# [Aim of the task]
Find the string "structured" in the records and copy each line where it occurs.

# [Stored data]
________________

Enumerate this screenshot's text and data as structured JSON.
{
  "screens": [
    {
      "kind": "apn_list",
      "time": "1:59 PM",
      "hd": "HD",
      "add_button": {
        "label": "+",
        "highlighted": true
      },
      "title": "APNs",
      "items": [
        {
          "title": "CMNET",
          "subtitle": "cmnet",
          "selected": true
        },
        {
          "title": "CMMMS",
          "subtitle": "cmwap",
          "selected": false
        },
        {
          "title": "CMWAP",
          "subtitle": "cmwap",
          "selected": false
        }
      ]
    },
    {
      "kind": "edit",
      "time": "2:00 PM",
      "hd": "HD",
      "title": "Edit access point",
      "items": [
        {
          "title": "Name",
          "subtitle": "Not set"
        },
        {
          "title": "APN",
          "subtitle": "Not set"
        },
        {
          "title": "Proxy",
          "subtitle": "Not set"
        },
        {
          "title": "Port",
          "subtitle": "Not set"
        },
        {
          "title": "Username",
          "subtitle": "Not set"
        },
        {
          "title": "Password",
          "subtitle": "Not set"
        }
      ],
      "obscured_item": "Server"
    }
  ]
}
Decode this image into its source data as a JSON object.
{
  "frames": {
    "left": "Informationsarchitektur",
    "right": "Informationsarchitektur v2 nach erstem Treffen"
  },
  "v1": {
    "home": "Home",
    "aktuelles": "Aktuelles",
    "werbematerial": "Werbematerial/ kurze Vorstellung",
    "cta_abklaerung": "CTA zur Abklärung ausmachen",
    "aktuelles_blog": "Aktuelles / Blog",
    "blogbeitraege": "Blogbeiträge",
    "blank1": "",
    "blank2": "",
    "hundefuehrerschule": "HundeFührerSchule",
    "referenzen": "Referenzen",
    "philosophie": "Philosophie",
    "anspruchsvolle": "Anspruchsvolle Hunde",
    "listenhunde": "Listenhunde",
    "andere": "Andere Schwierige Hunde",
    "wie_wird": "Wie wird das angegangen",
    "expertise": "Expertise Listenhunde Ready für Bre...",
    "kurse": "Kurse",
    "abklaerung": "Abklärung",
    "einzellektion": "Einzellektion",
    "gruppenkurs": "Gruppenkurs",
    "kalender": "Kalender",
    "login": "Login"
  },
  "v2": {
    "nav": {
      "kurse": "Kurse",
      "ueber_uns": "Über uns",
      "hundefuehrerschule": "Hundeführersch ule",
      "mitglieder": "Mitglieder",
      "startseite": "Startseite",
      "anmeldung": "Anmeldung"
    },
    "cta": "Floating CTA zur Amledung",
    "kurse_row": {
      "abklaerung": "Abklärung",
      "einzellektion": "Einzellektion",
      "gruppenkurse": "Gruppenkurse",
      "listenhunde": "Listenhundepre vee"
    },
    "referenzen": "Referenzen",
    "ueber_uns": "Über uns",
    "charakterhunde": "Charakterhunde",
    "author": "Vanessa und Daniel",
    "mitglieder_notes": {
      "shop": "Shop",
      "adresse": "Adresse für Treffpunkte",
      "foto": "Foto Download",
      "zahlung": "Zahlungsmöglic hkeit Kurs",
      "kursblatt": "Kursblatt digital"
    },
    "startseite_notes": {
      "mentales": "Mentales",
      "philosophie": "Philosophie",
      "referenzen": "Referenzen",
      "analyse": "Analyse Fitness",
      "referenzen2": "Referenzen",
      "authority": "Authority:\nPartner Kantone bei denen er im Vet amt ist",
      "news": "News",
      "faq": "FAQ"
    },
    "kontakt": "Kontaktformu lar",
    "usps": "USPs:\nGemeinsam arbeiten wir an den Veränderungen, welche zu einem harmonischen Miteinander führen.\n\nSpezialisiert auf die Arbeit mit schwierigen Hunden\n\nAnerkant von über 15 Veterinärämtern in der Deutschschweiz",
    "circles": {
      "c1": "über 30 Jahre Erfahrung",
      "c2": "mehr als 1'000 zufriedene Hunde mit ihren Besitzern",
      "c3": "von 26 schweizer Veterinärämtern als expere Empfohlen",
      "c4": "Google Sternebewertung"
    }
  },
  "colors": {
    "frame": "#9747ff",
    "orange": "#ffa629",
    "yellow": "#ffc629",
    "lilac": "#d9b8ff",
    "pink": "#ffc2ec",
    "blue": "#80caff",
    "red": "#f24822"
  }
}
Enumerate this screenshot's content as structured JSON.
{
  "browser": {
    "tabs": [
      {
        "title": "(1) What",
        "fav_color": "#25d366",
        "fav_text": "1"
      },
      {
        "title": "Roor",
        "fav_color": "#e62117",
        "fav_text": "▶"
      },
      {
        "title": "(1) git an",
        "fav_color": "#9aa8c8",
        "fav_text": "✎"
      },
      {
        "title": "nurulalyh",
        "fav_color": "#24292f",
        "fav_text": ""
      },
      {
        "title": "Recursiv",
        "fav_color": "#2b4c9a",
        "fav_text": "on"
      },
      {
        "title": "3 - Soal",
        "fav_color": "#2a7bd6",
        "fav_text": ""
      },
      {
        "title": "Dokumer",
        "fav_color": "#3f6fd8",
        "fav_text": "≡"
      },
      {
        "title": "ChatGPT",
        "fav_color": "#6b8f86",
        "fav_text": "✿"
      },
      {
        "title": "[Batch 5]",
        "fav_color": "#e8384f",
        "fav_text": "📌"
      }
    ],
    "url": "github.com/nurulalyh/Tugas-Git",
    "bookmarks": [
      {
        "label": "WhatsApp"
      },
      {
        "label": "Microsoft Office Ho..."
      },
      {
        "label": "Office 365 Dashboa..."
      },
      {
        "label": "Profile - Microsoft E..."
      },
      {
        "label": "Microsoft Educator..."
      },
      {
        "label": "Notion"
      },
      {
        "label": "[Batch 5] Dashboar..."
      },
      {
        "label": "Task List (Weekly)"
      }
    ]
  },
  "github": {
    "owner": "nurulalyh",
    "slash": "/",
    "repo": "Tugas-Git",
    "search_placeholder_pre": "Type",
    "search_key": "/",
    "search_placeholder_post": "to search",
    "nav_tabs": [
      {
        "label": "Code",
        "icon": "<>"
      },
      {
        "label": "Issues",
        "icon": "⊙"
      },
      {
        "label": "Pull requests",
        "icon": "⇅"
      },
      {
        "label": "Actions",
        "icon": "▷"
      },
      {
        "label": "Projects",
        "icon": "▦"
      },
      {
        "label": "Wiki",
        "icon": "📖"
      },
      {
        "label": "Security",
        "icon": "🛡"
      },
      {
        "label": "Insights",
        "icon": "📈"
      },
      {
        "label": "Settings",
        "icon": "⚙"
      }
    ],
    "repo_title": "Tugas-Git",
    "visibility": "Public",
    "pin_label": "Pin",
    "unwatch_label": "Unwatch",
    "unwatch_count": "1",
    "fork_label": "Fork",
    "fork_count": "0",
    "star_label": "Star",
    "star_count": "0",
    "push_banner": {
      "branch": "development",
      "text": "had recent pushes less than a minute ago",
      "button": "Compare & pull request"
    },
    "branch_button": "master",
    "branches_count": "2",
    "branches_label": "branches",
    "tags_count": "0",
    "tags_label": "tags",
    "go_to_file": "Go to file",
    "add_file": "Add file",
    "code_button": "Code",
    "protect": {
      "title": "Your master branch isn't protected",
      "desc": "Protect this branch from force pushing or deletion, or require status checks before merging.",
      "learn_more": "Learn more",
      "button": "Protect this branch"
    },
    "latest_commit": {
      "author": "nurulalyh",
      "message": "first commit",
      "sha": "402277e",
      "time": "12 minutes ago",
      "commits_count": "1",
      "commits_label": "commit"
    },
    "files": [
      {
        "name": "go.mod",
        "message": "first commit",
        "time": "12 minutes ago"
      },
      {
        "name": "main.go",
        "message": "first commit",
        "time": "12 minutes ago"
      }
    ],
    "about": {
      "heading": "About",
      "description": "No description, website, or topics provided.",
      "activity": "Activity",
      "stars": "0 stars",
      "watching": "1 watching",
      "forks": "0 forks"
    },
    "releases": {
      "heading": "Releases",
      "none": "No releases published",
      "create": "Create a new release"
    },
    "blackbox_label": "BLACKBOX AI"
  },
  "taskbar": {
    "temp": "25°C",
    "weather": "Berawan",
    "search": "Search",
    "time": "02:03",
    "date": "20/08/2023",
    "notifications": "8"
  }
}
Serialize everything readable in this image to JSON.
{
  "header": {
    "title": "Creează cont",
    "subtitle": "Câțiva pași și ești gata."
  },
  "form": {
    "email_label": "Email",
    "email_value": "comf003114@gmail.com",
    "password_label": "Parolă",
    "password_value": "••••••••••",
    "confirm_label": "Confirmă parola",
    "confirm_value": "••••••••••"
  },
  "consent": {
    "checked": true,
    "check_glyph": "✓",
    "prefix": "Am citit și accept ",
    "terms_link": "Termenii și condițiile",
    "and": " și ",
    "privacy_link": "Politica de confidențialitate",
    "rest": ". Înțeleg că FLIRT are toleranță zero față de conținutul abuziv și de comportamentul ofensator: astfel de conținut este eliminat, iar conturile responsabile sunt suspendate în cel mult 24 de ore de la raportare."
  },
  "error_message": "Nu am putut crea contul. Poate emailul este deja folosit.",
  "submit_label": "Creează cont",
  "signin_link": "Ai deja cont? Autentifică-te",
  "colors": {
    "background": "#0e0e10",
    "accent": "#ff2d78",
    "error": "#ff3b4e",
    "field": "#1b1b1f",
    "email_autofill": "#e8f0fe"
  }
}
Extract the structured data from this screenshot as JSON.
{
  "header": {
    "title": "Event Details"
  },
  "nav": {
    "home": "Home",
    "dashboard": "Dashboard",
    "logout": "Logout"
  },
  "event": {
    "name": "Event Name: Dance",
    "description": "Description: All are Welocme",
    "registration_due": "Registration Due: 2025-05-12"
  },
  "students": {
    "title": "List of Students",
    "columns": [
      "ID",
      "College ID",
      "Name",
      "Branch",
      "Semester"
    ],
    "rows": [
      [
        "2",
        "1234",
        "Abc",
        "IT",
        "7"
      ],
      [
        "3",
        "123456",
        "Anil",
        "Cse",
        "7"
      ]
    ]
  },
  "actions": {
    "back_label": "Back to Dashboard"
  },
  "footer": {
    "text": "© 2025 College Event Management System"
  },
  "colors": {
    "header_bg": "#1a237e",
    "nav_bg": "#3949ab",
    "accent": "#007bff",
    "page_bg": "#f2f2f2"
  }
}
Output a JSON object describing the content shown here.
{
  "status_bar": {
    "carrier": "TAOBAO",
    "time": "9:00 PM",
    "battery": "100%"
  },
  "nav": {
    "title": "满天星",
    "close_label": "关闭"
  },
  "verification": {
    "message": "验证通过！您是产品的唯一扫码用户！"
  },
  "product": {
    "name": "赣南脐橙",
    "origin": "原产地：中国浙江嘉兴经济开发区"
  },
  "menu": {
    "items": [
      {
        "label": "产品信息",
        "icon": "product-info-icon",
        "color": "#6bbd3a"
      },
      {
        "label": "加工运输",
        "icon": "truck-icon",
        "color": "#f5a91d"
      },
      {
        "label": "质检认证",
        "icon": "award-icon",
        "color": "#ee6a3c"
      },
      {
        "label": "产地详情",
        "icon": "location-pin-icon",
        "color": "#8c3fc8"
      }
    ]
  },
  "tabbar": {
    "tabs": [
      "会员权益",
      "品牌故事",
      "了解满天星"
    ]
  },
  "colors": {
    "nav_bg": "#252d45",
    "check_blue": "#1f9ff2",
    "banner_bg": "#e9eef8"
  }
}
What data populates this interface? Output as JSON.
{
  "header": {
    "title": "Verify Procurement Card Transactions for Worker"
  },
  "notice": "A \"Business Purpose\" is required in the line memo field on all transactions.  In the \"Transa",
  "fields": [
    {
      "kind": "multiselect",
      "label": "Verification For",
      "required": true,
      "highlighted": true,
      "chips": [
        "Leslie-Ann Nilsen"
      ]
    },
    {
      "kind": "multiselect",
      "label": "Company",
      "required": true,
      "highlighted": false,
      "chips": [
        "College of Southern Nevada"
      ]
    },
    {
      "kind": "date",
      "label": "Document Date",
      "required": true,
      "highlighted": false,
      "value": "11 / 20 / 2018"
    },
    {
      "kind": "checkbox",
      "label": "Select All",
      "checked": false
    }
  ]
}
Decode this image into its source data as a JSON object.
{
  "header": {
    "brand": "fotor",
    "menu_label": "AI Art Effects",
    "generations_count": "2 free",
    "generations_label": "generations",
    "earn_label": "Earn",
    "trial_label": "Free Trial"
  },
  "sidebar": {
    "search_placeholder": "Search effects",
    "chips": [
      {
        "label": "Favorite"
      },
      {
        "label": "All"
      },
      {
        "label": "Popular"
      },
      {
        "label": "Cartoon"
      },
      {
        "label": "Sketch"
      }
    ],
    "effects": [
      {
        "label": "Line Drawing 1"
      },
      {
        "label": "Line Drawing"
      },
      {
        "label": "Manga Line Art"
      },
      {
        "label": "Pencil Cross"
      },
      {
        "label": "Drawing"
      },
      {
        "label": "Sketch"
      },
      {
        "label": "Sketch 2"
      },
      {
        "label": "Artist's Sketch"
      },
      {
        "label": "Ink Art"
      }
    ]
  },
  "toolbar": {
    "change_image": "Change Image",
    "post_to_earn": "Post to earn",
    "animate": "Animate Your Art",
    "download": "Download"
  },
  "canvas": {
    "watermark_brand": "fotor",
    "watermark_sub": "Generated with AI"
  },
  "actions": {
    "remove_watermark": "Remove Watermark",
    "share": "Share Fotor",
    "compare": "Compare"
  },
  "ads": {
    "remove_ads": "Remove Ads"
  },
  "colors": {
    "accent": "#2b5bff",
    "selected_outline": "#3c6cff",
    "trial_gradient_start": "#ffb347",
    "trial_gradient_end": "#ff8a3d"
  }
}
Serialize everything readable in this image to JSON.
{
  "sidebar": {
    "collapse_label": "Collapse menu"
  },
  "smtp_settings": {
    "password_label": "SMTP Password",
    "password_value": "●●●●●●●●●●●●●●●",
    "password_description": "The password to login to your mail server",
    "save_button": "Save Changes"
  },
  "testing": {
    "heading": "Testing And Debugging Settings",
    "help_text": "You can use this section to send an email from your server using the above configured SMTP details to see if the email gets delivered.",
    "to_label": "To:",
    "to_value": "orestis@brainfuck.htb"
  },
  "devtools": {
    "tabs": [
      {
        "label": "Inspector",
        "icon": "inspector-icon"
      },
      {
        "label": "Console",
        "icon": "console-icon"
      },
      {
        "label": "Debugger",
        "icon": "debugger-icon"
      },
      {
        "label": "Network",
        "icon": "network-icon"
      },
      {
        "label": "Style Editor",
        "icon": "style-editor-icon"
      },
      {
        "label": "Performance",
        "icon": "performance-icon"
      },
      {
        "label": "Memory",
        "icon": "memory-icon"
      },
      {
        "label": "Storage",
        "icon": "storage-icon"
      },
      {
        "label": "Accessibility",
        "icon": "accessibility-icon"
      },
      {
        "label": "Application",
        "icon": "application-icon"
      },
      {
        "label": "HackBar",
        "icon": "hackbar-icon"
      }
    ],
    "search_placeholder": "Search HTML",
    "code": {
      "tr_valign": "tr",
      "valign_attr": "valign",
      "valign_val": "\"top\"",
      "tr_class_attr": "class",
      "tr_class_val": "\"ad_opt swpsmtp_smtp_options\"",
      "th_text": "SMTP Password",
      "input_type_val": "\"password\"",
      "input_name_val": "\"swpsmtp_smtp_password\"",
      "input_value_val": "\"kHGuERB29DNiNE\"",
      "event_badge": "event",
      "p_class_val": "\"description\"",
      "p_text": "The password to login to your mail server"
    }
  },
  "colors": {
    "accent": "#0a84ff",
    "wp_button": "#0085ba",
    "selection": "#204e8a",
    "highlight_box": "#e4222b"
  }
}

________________

# [Answer below]
Enumerate this screenshot's text and data as structured JSON.
Enumerate this screenshot's content as structured JSON.
Extract the structured data from this screenshot as JSON.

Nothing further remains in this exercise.